The excellent start to his collegiate career made sitting out last year even tougher for a guy who had never stood on the sidelines at that level.
"It sucked," he admitted. "The year went by pretty slow. I didn't have much to look forward to on the weekends. It was horrible. I wasn't allowed to travel because of NCAA rules. I wasn't able to go to the bowl games, so I had not felt that game day experience in a while.
"I'm glad [the first game] is under my belt. I was kind of like a deer in the headlights on the first play out there, but now it's all good."
Although it was tough, the redshirt year helped West in the transition from Colorado's defense, which was mostly a 3-4 alignment, to the Pack's 4-3 base package, while he has also grown as a player.
"It's a lot different, but I've picked it up," he said. "The scheme is pretty much the complete opposite [at NC State], so it was a lot to learn, but I got over that learning curve.
"I'm a much more physical player now.
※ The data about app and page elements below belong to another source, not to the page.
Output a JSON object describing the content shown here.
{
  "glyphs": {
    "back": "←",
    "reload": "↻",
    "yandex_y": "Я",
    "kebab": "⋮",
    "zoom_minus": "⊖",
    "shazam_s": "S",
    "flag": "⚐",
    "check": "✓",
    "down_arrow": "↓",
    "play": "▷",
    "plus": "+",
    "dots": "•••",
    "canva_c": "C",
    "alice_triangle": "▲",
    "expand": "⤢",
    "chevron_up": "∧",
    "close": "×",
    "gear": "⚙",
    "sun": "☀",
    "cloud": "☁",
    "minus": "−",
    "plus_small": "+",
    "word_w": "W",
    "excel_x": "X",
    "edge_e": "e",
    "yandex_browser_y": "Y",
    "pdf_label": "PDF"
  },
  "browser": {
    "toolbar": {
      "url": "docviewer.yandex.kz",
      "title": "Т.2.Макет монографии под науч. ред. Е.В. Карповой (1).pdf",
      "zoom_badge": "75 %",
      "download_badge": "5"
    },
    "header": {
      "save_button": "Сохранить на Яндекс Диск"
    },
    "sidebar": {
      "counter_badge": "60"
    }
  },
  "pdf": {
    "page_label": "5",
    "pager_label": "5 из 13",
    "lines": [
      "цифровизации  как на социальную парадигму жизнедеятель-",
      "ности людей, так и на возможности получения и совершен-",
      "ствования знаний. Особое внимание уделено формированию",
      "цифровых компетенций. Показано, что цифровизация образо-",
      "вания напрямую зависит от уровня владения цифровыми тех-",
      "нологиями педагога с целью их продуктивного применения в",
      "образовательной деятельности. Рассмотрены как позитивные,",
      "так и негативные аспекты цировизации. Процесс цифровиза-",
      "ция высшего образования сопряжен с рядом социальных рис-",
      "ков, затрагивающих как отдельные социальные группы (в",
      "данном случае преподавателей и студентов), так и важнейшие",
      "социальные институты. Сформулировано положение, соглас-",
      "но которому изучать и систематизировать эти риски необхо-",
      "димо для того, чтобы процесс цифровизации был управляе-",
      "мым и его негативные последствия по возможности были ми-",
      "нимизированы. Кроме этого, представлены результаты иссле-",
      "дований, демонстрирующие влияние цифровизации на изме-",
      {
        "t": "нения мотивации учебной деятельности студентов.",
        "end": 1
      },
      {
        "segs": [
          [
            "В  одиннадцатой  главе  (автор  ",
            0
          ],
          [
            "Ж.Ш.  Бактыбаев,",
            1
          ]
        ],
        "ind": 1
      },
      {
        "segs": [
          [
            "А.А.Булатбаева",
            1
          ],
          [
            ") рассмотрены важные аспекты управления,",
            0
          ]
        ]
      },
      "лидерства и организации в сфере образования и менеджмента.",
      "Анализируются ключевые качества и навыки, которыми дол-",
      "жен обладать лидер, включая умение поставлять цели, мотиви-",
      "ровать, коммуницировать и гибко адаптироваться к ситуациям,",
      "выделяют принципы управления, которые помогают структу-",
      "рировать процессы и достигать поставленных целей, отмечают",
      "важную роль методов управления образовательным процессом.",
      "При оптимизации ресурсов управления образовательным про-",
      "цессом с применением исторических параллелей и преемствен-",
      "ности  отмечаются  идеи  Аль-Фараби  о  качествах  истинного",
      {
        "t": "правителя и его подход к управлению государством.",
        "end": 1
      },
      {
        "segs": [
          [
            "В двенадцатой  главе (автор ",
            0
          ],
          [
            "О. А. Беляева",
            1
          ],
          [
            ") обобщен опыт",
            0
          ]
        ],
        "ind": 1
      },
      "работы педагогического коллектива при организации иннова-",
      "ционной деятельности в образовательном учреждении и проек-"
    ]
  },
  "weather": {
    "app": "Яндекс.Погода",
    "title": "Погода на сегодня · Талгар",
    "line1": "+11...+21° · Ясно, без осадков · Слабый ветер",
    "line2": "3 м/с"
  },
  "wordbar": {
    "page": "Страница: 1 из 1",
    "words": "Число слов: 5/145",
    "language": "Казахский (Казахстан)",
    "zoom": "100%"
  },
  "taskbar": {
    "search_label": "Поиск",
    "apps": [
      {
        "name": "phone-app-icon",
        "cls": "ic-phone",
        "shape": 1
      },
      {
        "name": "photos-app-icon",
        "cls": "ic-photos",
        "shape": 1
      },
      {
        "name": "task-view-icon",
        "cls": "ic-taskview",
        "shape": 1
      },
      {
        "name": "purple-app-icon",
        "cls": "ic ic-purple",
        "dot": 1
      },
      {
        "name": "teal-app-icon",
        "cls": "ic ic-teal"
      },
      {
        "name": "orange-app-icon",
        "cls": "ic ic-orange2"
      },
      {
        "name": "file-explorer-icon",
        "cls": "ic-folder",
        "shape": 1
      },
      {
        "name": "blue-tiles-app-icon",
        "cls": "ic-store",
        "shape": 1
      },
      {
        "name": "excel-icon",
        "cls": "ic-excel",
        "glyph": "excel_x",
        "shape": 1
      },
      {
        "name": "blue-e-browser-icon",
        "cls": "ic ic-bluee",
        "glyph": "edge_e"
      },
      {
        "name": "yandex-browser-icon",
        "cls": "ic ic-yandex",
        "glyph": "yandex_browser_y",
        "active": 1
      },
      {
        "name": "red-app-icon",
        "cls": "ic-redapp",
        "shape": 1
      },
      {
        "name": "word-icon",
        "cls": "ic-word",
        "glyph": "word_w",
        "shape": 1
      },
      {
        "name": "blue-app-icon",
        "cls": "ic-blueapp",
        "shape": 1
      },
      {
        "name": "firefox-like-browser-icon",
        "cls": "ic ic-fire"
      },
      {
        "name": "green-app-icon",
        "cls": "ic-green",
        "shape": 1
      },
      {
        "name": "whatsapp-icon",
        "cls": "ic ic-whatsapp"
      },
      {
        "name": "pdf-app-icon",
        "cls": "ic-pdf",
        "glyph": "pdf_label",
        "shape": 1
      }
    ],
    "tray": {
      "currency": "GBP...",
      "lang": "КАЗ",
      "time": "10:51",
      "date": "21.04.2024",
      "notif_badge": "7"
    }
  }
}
It's different here - the standards are a little bit higher than my old school and the tempo is a lot faster, so you have to adapt to that and pick it up, or you'll get left behind not playing."
Saturday's contest against Connecticut is an especially exciting opportunity for the big man, who hails from Canton, Conn. He hasn't played in his home state since high school, and he's expecting to see a lot of familiar faces in the stands.
"There's a whole bunch of family - probably about 50 of my family and friends - coming out," he said. "It's going to be different because I've never played there and I've never actually gone to a game at Rentschler Stadium, so I'm excited. I grew up about a five minute drive from the stadium, so it's really close [to home], but I never went to a game."
It's always interesting to hear about players trading their tickets with teammates, trying to accumulate as many as possible when the Pack travels close to somebody's home state. West is no different, but he's confident he'll be able to score a few extras for Saturday.
"Since it's far up north, there aren't too many people that are going to be having family travel from all the way down here," he said. "It should be no problem."